The data:
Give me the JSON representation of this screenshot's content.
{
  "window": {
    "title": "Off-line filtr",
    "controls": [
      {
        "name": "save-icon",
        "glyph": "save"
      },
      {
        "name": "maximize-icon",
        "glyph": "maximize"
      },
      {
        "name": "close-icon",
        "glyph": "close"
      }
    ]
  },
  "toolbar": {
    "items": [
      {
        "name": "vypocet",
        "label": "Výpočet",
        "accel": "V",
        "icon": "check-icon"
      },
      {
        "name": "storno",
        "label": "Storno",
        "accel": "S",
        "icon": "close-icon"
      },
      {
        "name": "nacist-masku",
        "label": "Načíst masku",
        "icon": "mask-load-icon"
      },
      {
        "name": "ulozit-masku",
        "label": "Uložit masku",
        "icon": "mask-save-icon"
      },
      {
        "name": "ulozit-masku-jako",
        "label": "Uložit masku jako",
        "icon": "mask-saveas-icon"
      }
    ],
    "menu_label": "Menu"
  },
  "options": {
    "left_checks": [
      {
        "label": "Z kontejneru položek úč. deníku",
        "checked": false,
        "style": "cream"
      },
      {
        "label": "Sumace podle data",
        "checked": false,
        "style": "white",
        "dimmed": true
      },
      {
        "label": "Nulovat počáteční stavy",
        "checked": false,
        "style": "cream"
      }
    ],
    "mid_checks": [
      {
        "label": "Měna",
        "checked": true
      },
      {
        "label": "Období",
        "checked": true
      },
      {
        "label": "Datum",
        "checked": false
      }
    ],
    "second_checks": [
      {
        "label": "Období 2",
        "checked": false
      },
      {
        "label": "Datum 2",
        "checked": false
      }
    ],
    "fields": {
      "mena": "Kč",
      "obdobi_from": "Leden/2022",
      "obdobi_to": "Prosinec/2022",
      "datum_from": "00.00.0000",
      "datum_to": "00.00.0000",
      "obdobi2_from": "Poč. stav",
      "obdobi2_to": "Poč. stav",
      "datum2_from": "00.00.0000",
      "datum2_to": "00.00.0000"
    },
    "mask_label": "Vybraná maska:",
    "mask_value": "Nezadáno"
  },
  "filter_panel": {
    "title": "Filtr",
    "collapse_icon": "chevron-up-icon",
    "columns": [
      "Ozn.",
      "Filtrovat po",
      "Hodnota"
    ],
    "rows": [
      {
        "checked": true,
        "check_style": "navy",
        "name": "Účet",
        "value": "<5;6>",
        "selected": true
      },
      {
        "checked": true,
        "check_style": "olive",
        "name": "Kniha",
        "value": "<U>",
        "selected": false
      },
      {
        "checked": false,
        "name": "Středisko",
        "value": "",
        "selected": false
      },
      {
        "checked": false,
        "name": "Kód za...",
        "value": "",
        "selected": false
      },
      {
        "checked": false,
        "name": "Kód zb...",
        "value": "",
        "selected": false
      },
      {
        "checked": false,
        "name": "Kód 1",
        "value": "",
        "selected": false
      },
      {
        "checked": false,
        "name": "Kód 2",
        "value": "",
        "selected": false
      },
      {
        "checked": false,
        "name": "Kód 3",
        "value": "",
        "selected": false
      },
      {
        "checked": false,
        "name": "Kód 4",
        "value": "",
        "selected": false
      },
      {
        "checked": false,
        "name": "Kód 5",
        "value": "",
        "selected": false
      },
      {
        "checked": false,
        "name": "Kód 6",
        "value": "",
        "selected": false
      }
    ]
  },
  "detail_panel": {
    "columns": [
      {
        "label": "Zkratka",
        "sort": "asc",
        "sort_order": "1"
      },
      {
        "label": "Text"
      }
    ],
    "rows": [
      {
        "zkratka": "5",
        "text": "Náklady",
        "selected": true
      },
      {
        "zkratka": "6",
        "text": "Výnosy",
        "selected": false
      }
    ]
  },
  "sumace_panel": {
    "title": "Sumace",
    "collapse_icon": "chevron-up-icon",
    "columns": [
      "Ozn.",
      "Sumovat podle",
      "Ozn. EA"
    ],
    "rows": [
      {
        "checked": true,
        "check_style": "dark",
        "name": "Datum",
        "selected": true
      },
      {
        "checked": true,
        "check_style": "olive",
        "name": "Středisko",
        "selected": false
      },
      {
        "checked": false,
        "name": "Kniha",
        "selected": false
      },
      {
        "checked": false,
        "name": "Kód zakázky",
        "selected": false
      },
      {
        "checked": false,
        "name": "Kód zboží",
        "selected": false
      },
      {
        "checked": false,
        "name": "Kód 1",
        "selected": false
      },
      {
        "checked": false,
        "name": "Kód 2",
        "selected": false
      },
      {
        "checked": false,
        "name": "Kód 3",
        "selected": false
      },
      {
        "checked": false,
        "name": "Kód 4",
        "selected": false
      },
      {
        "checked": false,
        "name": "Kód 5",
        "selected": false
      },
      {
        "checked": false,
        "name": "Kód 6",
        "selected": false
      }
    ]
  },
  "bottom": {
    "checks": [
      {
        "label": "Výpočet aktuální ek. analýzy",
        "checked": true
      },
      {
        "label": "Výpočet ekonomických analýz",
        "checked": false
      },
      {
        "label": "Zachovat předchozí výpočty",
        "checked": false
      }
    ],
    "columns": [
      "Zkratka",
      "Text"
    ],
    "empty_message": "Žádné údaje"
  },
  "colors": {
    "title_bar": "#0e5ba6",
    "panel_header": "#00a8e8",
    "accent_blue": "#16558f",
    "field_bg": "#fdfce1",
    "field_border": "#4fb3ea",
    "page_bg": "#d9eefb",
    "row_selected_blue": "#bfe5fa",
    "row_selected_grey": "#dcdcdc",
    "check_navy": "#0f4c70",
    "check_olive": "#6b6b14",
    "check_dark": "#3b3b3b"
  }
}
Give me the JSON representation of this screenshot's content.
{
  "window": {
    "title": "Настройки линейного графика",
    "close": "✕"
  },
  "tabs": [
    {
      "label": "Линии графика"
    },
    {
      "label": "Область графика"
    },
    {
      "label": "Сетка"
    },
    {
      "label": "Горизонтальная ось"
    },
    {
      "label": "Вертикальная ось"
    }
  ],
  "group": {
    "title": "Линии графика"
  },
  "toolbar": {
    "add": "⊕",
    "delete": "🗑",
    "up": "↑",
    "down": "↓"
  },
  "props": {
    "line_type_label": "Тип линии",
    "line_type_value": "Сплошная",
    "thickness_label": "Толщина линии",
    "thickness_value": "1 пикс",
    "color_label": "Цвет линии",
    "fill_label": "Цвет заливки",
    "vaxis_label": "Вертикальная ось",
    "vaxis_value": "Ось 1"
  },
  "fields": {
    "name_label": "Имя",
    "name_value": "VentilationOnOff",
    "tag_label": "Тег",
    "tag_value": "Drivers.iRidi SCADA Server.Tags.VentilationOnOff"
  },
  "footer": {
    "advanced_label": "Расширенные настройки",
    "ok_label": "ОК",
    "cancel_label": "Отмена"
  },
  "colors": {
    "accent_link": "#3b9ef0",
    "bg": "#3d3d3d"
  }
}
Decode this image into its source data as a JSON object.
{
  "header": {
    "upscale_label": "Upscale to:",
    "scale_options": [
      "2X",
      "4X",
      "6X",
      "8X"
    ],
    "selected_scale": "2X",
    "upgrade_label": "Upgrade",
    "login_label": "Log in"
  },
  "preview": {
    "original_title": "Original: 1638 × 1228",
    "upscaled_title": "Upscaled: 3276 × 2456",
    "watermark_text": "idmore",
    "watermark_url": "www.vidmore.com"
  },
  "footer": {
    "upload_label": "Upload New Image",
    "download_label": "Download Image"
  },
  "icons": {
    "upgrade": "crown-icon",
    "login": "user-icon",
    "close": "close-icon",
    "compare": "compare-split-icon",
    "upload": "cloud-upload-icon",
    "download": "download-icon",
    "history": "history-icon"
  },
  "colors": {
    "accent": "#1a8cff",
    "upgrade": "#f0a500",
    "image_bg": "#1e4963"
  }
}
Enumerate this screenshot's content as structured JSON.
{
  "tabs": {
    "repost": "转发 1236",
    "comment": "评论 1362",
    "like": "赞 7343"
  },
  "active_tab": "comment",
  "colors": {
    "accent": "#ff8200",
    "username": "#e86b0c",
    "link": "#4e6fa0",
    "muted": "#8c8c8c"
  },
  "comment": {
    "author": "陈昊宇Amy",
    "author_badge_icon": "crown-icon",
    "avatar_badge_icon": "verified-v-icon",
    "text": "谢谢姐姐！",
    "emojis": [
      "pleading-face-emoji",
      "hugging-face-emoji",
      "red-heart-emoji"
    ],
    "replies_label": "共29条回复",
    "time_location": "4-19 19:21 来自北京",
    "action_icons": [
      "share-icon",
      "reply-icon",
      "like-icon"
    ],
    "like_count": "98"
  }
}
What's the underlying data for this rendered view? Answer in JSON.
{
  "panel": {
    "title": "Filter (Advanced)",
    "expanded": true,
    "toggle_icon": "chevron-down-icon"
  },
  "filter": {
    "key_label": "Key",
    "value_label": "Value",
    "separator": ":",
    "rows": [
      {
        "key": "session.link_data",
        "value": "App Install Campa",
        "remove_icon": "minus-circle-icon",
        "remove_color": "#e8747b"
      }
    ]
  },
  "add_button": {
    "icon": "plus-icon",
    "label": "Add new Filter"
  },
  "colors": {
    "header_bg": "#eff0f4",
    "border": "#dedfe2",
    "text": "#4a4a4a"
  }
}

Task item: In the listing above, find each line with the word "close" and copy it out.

Output of the task:
        "name": "close-icon",
        "glyph": "close"
        "icon": "close-icon"
    "close": "✕"
    "close": "close-icon",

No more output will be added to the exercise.